The "COP" in my chart is specifically "COP for heating the interior of a building when it's 30°F (~0°C) outside". I don't think it's true that COP under those conditions is equal to EER/3.4, because EER is not measured under those conditions. EER seems to be measured assuming a much smaller temperature difference between outside and inside. Heat pump COPs get worse and worse as the outdoor-indoor temperature difference gets larger.

[-][anonymous]10

There are other metrics such as HPSF meant to factor in aggregate performance. Since by choosing a fixed temperature you neglect all the days where the mini split has a huge efficiency advantage over combustion. Also you overlook the zoning. Larger houses that have extra rooms that are not always in use benefit from not heating those areas. And the solar. At your high local electric rates solar has a rapid payoff.

Hmm, well I was trying to ballpark "weighted average outdoor temperature", specifically weighted by how much heat I'm using. Like, if outdoor temperature is only slightly cooler than what I want inside, I need relatively little heat regardless, so the efficiency of that heat isn't all that important. My reference temperature of 30°F (~0°C) is very far from the lowest temperature we experience, it's close to a 24-hour-average temperature during the coldest three months.

I didn't know about HSPF, thanks for the tip! It seems to assume "climate region IV" (based on here for example), which I guess corresponds to this map which suggests that where I live (Massachusetts) is somewhat colder than climate region IV. Wiki says an electric heater is 3.41 and this says that 11.8 is about the highest HSPF out there (?), so if I divide them I get a weighted-average COP of 3.5, i.e. my initial ballpark guess was right on. But since I'm colder than "climate region IV" it would be even lower than 3.5. (To be clear, there are a bunch of things in this paragraph that I'm not sure about.)

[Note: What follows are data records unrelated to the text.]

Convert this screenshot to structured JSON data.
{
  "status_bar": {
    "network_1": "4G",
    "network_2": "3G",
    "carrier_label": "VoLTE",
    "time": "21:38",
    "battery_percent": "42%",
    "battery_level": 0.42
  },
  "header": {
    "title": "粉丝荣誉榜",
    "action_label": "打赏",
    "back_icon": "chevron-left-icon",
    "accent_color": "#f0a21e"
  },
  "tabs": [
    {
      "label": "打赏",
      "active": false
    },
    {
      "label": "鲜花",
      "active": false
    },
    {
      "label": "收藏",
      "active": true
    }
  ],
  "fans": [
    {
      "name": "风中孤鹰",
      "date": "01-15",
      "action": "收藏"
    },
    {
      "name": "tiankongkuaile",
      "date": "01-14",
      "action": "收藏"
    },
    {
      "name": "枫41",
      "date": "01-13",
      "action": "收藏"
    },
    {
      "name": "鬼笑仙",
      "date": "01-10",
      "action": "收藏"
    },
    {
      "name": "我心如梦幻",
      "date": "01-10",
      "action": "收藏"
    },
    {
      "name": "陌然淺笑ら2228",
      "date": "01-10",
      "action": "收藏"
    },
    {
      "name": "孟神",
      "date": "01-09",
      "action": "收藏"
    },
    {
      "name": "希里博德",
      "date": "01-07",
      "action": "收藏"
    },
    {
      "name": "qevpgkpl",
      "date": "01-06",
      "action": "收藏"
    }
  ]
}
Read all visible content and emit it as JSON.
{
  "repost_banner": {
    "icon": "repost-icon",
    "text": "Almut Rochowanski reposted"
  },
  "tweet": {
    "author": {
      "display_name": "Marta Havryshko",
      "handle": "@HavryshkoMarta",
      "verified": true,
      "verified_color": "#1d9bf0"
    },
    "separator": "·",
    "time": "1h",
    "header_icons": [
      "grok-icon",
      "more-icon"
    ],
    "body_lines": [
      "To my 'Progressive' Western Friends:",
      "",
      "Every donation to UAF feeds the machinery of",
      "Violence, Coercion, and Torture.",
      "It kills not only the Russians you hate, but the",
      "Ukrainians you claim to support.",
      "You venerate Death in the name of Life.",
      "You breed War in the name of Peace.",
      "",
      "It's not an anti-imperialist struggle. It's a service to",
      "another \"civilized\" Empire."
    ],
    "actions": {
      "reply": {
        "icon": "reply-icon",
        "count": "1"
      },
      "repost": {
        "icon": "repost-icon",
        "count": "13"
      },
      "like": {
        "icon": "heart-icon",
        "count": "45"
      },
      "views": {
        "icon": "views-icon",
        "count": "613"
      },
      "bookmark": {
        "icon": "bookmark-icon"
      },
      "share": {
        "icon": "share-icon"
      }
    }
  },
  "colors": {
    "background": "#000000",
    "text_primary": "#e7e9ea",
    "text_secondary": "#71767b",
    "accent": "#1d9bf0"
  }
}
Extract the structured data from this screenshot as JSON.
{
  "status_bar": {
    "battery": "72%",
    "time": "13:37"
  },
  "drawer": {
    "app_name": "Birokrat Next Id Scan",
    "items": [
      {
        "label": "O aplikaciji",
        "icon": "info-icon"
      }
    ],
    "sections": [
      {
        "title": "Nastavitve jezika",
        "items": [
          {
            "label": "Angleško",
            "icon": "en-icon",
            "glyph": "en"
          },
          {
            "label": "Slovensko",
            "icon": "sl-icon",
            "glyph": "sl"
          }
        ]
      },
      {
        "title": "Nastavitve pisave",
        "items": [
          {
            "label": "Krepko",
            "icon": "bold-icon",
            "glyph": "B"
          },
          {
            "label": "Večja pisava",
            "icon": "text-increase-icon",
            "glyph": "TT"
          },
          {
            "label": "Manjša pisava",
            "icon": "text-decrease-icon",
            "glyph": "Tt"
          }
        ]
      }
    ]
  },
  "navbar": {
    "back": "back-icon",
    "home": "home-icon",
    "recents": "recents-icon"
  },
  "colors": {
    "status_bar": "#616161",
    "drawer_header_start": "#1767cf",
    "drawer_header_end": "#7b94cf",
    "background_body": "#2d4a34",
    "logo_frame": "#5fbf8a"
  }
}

Thanks for bringing up zoning, but we already have individually-settable radiators and do in fact keep unused rooms cold, so I don't think that's relevant to me personally. I'll add a bullet point for the benefit of other readers.

I just haven't gotten around to thinking about solar. One of these days...

[-][anonymous]30

Sure. For a new build in your climate zone, probably the most efficient setup is a tanked condensing natural gas water heater, ideally sorta centrally located. Then a hydronics air handler and vents that just cover the immediate area around the installation. This gives you the cost advantage of natural gas for most of the heating but you avoid the equipment cost of a second furnace. Tankless condensing is an option but in your biome there probably isn't a sufficient advantage.

Then mini splits around the periphery for heating/cooling during most days.

Wanted to say thank you for pulling this info together and sharing it - super helpful and appreciated!